• [PROBLEM DESCRIPTION] The required output is the line containing "Transcribe this image's" followed by every later line through the end of the data, all reproduced exactly.

• [SUPPLIED DATA]
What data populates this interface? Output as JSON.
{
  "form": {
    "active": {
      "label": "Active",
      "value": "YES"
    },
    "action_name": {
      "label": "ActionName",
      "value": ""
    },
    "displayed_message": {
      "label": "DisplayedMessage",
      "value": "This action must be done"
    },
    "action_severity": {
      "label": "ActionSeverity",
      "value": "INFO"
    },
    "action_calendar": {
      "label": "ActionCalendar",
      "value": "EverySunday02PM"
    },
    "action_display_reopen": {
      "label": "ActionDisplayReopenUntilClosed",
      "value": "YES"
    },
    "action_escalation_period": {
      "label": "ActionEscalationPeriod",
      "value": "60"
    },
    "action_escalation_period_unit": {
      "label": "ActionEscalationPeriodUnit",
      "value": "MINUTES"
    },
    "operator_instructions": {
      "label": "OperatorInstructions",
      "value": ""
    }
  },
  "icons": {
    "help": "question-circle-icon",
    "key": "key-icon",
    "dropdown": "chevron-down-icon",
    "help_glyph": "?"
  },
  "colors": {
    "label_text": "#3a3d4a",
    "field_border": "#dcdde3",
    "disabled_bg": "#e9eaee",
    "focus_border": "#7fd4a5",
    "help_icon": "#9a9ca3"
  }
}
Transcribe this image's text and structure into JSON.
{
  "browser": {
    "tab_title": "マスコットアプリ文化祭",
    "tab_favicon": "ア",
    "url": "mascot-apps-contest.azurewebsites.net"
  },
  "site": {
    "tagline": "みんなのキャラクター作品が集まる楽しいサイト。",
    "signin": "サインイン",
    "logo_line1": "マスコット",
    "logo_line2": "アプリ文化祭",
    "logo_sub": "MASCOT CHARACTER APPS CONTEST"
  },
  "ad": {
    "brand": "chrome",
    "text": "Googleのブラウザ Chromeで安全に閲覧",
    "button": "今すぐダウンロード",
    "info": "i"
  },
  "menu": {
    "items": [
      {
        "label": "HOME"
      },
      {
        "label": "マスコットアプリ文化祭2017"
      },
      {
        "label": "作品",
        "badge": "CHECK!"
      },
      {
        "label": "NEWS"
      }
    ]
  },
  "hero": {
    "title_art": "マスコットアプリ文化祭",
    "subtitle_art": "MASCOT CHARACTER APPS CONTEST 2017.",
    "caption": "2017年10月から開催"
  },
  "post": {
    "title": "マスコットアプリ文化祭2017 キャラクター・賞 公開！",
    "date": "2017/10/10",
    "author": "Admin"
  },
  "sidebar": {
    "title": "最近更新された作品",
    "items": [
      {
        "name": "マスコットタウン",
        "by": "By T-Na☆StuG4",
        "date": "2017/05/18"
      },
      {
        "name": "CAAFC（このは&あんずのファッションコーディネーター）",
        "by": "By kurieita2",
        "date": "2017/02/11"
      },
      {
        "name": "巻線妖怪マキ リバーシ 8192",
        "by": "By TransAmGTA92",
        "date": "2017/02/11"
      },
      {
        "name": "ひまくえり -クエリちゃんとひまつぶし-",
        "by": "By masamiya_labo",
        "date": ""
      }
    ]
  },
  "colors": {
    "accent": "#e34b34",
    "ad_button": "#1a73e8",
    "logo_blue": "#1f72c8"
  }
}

• [RESPONSE]
Transcribe this image's text and structure into JSON.
{
  "browser": {
    "tab_title": "マスコットアプリ文化祭",
    "tab_favicon": "ア",
    "url": "mascot-apps-contest.azurewebsites.net"
  },
  "site": {
    "tagline": "みんなのキャラクター作品が集まる楽しいサイト。",
    "signin": "サインイン",
    "logo_line1": "マスコット",
    "logo_line2": "アプリ文化祭",
    "logo_sub": "MASCOT CHARACTER APPS CONTEST"
  },
  "ad": {
    "brand": "chrome",
    "text": "Googleのブラウザ Chromeで安全に閲覧",
    "button": "今すぐダウンロード",
    "info": "i"
  },
  "menu": {
    "items": [
      {
        "label": "HOME"
      },
      {
        "label": "マスコットアプリ文化祭2017"
      },
      {
        "label": "作品",
        "badge": "CHECK!"
      },
      {
        "label": "NEWS"
      }
    ]
  },
  "hero": {
    "title_art": "マスコットアプリ文化祭",
    "subtitle_art": "MASCOT CHARACTER APPS CONTEST 2017.",
    "caption": "2017年10月から開催"
  },
  "post": {
    "title": "マスコットアプリ文化祭2017 キャラクター・賞 公開！",
    "date": "2017/10/10",
    "author": "Admin"
  },
  "sidebar": {
    "title": "最近更新された作品",
    "items": [
      {
        "name": "マスコットタウン",
        "by": "By T-Na☆StuG4",
        "date": "2017/05/18"
      },
      {
        "name": "CAAFC（このは&あんずのファッションコーディネーター）",
        "by": "By kurieita2",
        "date": "2017/02/11"
      },
      {
        "name": "巻線妖怪マキ リバーシ 8192",
        "by": "By TransAmGTA92",
        "date": "2017/02/11"
      },
      {
        "name": "ひまくえり -クエリちゃんとひまつぶし-",
        "by": "By masamiya_labo",
        "date": ""
      }
    ]
  },
  "colors": {
    "accent": "#e34b34",
    "ad_button": "#1a73e8",
    "logo_blue": "#1f72c8"
  }
}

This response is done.